When your previous VAT bill was between €1,000 and €7,500, you may submit your return on a quarterly basis.

It’s worth noting that you can deduct the amount you were invoiced from the VAT you were charged. The difference has to be paid to the tax authorities as an installment payment.

Social security for freelancers in Germany

In Germany, many workers must make contributions towards social security. Generally, freelancers do not need to contribute to governmental healthcare, unemployment, and pension insurance. However, it’s a good idea to make your own arrangements instead.

Artists and journalists may need to join the government’s Kuenstlersozialkasse scheme to make insurance contributions.

The contributions depend on your income. There is a ceiling on the total annual income that contributors can make, which changes each year.

In 2024, the total contribution rates for Kuenstlersozialkasse are:

  • Pension insurance: 18.6%
  • Health insurance: 15.8%
  • Long-term care insurance: 3.4%, though this could be lower if you have more than one child

Combining freelance work and paid employment

German tax rules enable employed workers to carry out extra freelance work. There is an added tax burden, however, and you must make sure you’re honest about any extra income you’re receiving.

Complicating your tax affairs in this way might mean it’s a good idea to get some professional tax advice.

As an expat, you must make sure your German residence permit allows you to carry out freelance work, as some are restricted to just employment. Additionally, you must also register for self-employment and may need to submit a tax return.

Two sculptors crafting a clay sculpture. They're very concentrated at work.
Photo: Tima Miroshnichenko/Pexels

While your employment income is subject to a wage tax held by your employer, income from your freelance work is taxed separately. It is your responsibility to pay this tax.

The German tax office estimates your tax for the current year, and you’ll have to make income tax prepayments four times a year. Then, when it’s time to file your tax return, you’ll have to detail the income from your employment as well as your freelance income.

Wage tax that’s been withheld and provisional tax payments are deducted from your total tax liability. This means you’ll either get a tax refund or a bill asking for an extra payment.

Self-employed tax fines in Germany

Workers who fail to file their German income tax return on time may need to pay late filing fees.

For each month your return is late, you’ll be fined 0.25% of the total assessed tax. So, if your tax total is €10,000, you’ll pay €25 a month in late fees.

If you’re late paying the tax you owe, you’ll be fined 1% of the unpaid amount each month that you fail to pay it.

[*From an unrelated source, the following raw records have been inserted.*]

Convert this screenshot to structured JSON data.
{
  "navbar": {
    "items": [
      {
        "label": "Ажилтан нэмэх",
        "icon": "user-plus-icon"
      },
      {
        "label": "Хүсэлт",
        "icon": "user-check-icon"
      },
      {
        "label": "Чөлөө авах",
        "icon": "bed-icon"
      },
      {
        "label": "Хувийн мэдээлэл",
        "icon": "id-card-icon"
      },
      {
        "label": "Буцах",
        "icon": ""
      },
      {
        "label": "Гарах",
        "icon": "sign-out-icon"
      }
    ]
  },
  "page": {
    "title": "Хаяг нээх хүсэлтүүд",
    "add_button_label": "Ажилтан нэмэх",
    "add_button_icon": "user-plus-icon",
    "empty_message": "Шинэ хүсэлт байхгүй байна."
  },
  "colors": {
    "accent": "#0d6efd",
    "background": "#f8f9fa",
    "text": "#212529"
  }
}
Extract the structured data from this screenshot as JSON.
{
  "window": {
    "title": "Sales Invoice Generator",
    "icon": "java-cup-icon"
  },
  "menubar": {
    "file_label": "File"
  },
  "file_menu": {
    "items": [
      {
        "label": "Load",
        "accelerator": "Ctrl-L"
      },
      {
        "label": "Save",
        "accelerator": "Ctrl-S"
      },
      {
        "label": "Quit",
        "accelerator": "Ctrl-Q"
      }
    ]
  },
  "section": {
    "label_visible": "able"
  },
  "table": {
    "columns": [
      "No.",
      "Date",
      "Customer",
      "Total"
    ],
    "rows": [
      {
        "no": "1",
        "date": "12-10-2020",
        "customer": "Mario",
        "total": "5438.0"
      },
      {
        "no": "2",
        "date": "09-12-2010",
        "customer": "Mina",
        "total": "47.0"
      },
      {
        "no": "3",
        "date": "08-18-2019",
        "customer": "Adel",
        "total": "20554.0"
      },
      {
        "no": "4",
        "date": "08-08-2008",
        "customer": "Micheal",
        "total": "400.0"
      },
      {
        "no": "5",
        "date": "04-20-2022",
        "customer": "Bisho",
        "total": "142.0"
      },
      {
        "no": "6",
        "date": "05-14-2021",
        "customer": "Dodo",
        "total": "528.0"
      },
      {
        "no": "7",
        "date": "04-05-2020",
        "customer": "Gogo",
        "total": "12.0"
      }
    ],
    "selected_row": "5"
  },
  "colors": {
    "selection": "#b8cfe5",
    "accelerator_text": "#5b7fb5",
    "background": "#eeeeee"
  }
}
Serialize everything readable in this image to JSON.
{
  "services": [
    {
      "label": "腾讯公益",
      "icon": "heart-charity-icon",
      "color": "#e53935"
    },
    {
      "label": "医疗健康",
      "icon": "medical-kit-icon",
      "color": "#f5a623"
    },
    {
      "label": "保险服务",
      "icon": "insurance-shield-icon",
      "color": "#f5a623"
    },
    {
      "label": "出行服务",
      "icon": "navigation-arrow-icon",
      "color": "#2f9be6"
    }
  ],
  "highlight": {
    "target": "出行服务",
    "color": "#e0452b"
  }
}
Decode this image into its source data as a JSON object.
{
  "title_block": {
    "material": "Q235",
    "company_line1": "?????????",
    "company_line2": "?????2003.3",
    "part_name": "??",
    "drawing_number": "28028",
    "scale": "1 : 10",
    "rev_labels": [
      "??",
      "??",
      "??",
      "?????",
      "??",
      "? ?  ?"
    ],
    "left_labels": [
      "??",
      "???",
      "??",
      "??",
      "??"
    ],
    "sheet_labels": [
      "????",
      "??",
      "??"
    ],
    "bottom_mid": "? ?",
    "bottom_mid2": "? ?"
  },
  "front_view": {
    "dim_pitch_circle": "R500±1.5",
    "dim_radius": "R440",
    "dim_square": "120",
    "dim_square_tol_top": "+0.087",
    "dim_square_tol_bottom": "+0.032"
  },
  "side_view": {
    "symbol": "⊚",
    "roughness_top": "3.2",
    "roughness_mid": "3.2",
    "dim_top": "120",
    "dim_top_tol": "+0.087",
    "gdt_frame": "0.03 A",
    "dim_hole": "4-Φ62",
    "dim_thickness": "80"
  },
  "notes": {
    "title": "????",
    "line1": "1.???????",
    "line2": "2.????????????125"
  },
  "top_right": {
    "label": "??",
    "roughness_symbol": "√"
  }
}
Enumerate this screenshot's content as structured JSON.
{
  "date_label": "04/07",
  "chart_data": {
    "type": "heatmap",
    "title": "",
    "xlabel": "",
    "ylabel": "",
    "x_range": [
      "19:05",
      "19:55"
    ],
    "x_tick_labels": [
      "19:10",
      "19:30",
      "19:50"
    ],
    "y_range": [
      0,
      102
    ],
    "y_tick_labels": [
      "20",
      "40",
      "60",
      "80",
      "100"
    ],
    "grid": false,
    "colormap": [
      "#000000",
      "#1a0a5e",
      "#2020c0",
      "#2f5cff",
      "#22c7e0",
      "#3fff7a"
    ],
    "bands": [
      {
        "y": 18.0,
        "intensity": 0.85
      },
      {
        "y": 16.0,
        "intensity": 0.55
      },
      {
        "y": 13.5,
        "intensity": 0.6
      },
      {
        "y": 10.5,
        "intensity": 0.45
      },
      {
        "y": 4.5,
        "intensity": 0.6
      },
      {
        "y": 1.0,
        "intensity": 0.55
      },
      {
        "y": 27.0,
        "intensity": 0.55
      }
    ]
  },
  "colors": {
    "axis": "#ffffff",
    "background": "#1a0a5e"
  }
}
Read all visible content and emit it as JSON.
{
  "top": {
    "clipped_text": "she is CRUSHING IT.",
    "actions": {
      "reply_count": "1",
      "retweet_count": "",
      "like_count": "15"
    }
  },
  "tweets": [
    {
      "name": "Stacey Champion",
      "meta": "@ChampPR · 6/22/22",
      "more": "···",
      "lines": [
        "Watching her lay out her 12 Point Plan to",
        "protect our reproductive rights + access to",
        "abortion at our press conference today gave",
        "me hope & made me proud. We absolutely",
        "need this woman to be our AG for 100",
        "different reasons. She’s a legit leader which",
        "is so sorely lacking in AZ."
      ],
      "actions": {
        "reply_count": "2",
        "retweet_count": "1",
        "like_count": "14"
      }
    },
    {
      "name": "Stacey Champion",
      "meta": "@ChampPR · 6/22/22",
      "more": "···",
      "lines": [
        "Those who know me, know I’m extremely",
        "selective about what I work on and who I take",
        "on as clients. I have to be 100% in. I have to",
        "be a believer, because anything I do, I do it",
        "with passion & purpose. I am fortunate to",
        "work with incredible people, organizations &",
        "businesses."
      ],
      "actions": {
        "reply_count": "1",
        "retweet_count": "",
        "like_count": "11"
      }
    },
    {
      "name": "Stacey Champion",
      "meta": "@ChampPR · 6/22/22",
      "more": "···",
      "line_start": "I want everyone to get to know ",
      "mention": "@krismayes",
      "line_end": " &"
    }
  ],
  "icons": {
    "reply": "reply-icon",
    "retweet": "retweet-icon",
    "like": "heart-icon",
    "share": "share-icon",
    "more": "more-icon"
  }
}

Failing to update the tax authorities about relevant developments to your financial situation can also result in tax avoidance. The same applies to providing incorrect information, so make sure to double-check your details before submitting.

Associations for German entrepreneurs

There are plenty of associations for entrepreneurs in Germany, which can be a great way of gaining help and advice.

A few such associations include the following:

How to find a financial advisor in Germany

If your circumstances are more complicated, or you’re not sure where you stand in the German tax system, it can be worth getting professional advice.

Consider joining a Lohnsteuerhilfeverein – a non-profit organization that can help with your taxes for a small membership fee. You can find your local center online.

A tax consultant can also advise on issues around tax law and business management, but it can be expensive. To find a professional near you, check the Bundessteuerberaterkammer (the Federal Chamber of Tax Consultants) and the Deutscher Steuerberaterverband (the German Association of Tax Advisors).

You can also browse our Business Directory to find international-friendly tax advisors to help you with your German tax concerns.

Useful resources